Though hunters define success in different ways, 134,772 deer were successfully harvested and registered in Wisconsin during the opening weekend of the nine-day deer season. The tally is based on preliminary call-in numbers collected from registration stations by Department of Natural Resources staff.
Opening weekend numbers up statewide
A breakdown of the harvest by DNR Region and county is available in portable document format on the DNR website, dnr.wi.gov.
These preliminary numbers come from a staff call-around to deer registration stations. The final opening weekend tally will likely be somewhat larger, when all the registration stubs are entered into the data base over the next couple of months.
Weather is one of many factors that can influence harvest rates on opening weekend. The state saw a mix of conditions including fog in many central counties that hung on for several hours until it was burned off with the rising sun, and temperatures climbing into the ’40s and ’50s by mid-morning. Most other areas had excellent conditions, but statewide hunters missed the snow that they like.
Overall, the statewide harvest is up over 19 percent from 2011 and registration increased in all regions. The warm weather likely had some hunters registering their deer right away instead of leaving them hang at camp, which likely bumped up the numbers.
Preliminary harvest numbers are up in all regions and bucks are up statewide by 24 percent over 2011. Though the harvest is up in all regions, there are areas of the state, primarily in the northern counties, where hunters are reporting low deer sightings.
Enthusiasm for hunting remains high

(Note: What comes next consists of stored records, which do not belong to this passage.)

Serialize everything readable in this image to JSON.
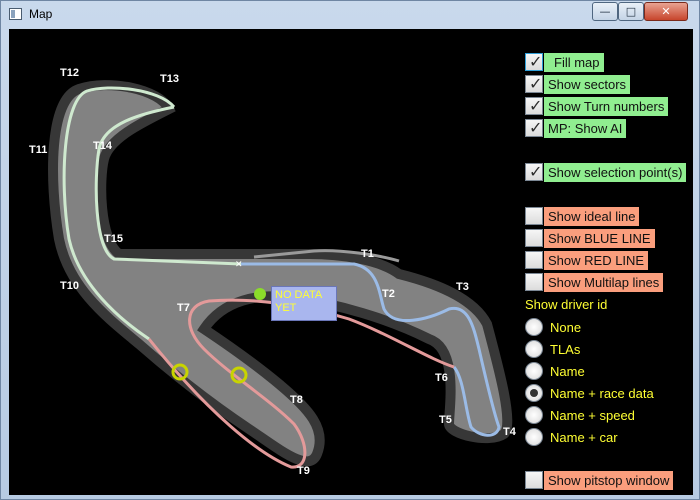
{
  "window": {
    "title": "Map",
    "min_glyph": "—",
    "max_glyph": "□",
    "close_glyph": "✕"
  },
  "map": {
    "turns": [
      "T1",
      "T2",
      "T3",
      "T4",
      "T5",
      "T6",
      "T7",
      "T8",
      "T9",
      "T10",
      "T11",
      "T12",
      "T13",
      "T14",
      "T15"
    ],
    "no_data_label_line1": "NO DATA",
    "no_data_label_line2": "YET",
    "colors": {
      "sector1": "#9bbbe6",
      "sector2": "#e39a9a",
      "sector3": "#bfe8bf",
      "track_fill": "#8a8a8a",
      "selection_point": "#c8d400",
      "marker": "#8bdc2a"
    }
  },
  "options": {
    "fill_map": {
      "label": "Fill map",
      "checked": true
    },
    "show_sectors": {
      "label": "Show sectors",
      "checked": true
    },
    "show_turn_numbers": {
      "label": "Show Turn numbers",
      "checked": true
    },
    "mp_show_ai": {
      "label": "MP: Show AI",
      "checked": true
    },
    "show_selection_points": {
      "label": "Show selection point(s)",
      "checked": true
    },
    "show_ideal_line": {
      "label": "Show ideal line",
      "checked": false
    },
    "show_blue_line": {
      "label": "Show BLUE LINE",
      "checked": false
    },
    "show_red_line": {
      "label": "Show RED LINE",
      "checked": false
    },
    "show_multilap_lines": {
      "label": "Show Multilap lines",
      "checked": false
    },
    "show_pitstop_window": {
      "label": "Show pitstop window",
      "checked": false
    }
  },
  "driver_id": {
    "heading": "Show driver id",
    "options": [
      "None",
      "TLAs",
      "Name",
      "Name + race data",
      "Name + speed",
      "Name + car"
    ],
    "selected": "Name + race data"
  },
  "check_glyph": "✓"
}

The department’s license sales office reported 614, 435 gun deer licenses sold by midnight, Nov.16, prior to the Saturday start of the season. Deer license and tag sales will continue through the hunting seasons.
Nearly 26,000 new hunters also bought licenses to deer hunt for the first time, or for the first time in 10 years, this year. Females represented 32 percent of resident first time gun deer licenses and 30 percent of residents bought first time junior gun deer licenses.
Deer hunters continued to engage in another standing tradition, buying their license on the way up to deer camp Friday. Between 4 and 5 p.m. Friday, deer license sales peaked at 200 licenses sold every minute. On Friday, a record one-day sale occurred when 105,948 licenses sold before the season opener.
Some facts about Wisconsin hunters:
• 614,435 total deer gun hunter, up two percent from last year
• Resident deer licenses (568,831) are up 1.5 percent
• Nonresident deer licenses (32,554) up 2 percent
• 10/11-year-old mentored gun deer licenses (13,050) are up 10 percent
• 60 percent of gun deer licenses were sold in the month of November
• Females represent 9.5 percent of total gun hunters
• 78,604 (or 13 percent) were youth (under age of 18)
• 61,276 (or 10 percent) were senior citizens (65 years of age and older)
• Hunters come to Wisconsin from all 50 states and several foreign countries
• 25,703 first time buyer licenses were sold
• 13,511 resident gun deer
• 8,976 resident junior gun deer
• 3,216 nonresident gun deer
• 9,001, or 35 percent of First Time Buyers were youth (17 years of age and under)
For more facts about Wisconsin hunters in the field this year, visit dnr.wi.gov and search keyword “deer.” A licensing table and breakdown is regularly updated on this page.
There were three hunting related injuries reported. One incident was self-inflicted and two were two-party incidents. The incidents occurred in Columbia, Manitowoc and Portage County and are still under investigation. Additionally, Fort McCoy authorities are investigating the death of a hunter on the military base.
Though DNR does not track non-firearm related incidents, there have been reports of injuries resulting from falls from tree-stands. About one third of all hunters will take a fall from a tree stand during their hunting careers. The DNR reminds deer hunters who use tree stands to wear a full-body safety harness, use a haul line to raise and lower the unloaded firearm, and carry a cell phone in a secure pocket that’s easily reached in the event of a fall.
Additional safety reminders and tips are available by visiting dnr.wi.gov, search “tree stand safety,” and also view a safe hunting feature.
Historically, about one-third of Wisconsin’s shooting incidents happen during deer drives, usually because someone wasn’t where they were supposed to be or someone shot at a deer when they did not have a safe backstop or in a direction they should not have been shooting.
Hunters are also reminded to always be sure of their target and anything behind it when making a deer drive. If not sure, don’t shoot. Know where the bullet will impact if the shot misses. It is important that hunting parties wanting to drive deer have a plan and that they follow that plan to the letter. Knowing where hunting mates are and where safe shooting lanes are is critical.